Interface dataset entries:
- - -

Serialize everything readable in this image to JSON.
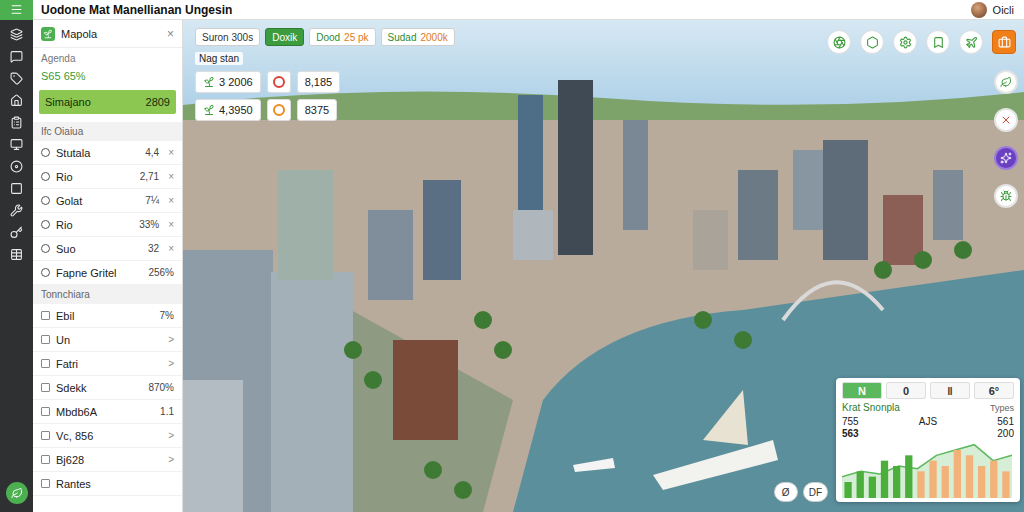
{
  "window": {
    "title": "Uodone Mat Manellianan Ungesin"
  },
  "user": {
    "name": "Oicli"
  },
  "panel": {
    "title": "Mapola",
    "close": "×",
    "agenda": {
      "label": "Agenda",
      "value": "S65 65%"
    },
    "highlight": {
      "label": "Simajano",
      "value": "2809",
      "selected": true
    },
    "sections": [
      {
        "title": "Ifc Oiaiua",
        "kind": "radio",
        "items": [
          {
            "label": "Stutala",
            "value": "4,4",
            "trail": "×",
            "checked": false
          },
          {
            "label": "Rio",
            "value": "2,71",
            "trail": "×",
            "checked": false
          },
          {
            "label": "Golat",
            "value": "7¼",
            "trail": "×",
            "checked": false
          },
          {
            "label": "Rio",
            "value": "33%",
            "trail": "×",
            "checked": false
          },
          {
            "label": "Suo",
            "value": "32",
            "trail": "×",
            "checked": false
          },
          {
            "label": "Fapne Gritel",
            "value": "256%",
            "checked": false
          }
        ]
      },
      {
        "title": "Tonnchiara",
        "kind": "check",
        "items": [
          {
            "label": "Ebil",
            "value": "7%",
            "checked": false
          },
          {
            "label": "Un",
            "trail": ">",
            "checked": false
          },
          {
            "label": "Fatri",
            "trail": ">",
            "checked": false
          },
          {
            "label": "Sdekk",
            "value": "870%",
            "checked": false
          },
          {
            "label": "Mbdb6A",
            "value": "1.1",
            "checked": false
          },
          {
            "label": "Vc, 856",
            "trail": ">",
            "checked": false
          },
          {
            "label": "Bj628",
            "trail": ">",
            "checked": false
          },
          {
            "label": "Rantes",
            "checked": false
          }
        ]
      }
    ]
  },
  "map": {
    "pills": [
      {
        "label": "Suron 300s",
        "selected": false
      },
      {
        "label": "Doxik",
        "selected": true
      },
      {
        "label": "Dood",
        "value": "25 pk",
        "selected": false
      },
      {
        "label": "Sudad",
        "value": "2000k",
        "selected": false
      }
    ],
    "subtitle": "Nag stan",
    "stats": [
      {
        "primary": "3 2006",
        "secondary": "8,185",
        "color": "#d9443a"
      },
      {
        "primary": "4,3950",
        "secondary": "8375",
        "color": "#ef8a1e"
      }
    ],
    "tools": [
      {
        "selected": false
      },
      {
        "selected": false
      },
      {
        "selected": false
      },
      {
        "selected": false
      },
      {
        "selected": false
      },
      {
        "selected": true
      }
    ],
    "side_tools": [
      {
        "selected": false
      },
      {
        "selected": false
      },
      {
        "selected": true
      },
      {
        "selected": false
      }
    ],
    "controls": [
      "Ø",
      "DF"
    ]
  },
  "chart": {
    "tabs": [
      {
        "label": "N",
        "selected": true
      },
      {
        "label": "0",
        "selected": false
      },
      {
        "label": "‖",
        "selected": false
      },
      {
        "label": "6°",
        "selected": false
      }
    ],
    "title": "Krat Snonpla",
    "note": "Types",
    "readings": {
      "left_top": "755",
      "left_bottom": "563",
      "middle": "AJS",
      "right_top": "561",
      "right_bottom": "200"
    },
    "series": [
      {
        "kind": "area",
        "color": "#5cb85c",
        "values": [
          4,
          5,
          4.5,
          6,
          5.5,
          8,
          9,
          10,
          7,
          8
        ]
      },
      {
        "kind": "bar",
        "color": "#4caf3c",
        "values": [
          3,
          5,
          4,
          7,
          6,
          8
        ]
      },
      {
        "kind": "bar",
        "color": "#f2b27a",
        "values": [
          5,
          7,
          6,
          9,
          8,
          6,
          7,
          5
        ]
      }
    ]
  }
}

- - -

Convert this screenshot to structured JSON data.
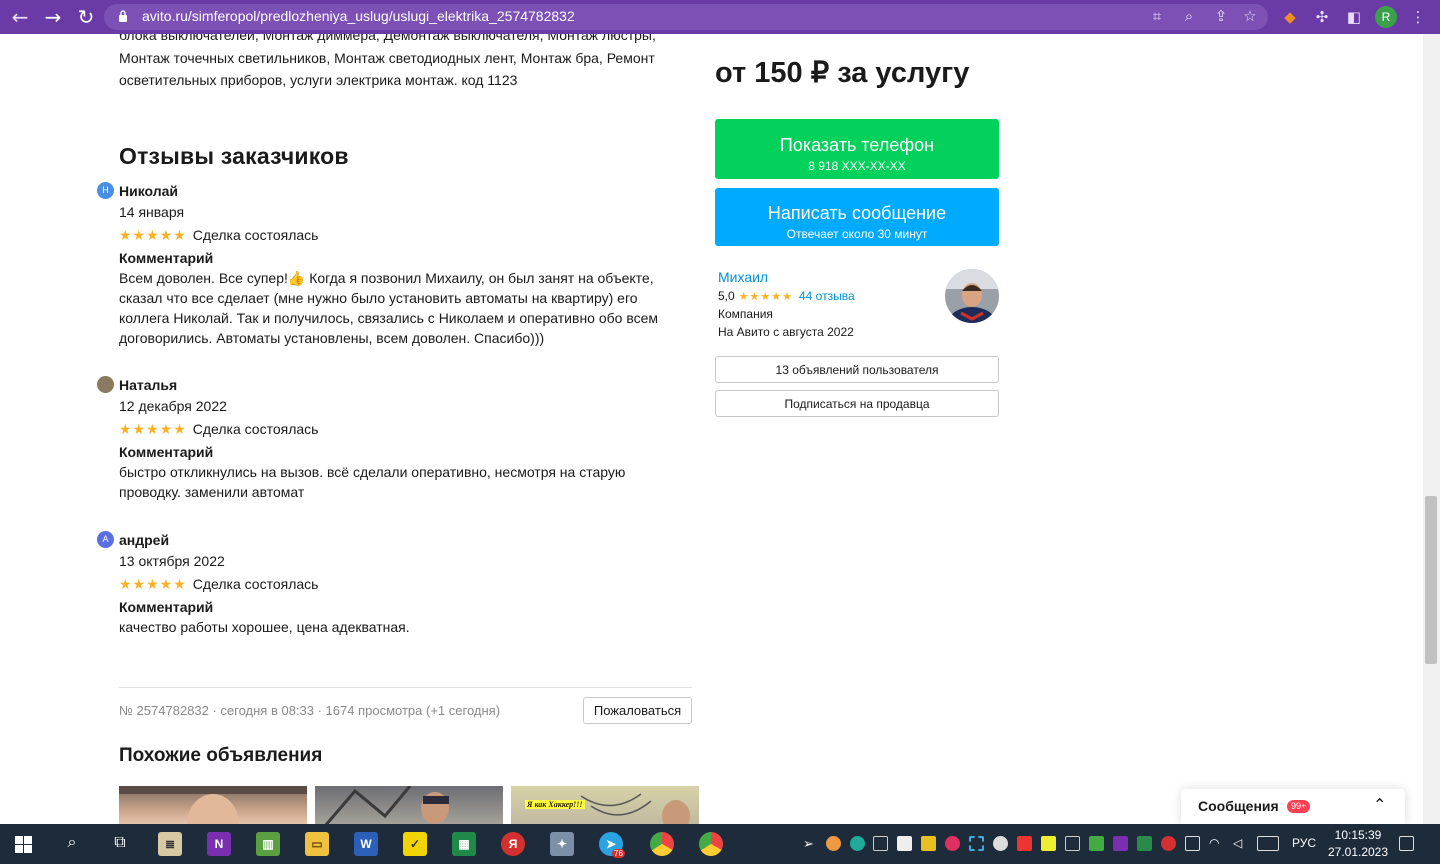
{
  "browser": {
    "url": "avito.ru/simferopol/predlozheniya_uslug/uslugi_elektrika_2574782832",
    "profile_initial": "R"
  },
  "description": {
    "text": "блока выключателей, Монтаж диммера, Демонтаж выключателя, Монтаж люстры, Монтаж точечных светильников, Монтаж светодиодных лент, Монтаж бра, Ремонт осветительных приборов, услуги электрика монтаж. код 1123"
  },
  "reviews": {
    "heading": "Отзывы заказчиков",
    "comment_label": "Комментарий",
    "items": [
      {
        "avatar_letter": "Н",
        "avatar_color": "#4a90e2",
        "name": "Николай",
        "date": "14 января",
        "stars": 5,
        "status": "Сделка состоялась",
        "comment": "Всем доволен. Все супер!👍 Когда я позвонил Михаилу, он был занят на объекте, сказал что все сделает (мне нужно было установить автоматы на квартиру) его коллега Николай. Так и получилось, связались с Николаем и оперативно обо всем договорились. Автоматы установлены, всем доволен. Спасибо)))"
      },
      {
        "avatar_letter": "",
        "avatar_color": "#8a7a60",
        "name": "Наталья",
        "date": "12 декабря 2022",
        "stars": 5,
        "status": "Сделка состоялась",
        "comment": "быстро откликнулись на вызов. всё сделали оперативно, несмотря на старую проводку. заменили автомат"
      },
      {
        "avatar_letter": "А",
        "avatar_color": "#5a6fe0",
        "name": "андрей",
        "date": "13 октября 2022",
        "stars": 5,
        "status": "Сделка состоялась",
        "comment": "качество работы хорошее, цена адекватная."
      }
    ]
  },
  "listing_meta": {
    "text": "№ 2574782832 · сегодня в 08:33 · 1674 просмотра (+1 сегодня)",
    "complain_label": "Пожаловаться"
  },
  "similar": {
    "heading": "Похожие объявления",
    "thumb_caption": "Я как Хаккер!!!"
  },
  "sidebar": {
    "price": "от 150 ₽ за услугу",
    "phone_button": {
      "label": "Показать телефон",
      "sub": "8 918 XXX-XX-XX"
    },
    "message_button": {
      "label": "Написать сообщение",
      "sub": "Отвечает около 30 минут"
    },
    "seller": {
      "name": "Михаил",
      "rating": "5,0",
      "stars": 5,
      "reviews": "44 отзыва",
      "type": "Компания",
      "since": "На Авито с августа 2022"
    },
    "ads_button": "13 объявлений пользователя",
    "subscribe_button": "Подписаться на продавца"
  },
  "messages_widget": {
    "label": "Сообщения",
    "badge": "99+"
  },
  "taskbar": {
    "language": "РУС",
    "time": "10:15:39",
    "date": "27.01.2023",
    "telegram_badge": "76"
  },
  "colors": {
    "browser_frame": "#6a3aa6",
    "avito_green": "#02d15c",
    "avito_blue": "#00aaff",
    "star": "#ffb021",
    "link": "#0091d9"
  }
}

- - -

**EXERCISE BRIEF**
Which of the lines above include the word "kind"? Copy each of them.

**ANSWER BELOW**
        "kind": "radio",
        "kind": "check",
        "kind": "area",
        "kind": "bar",
        "kind": "bar",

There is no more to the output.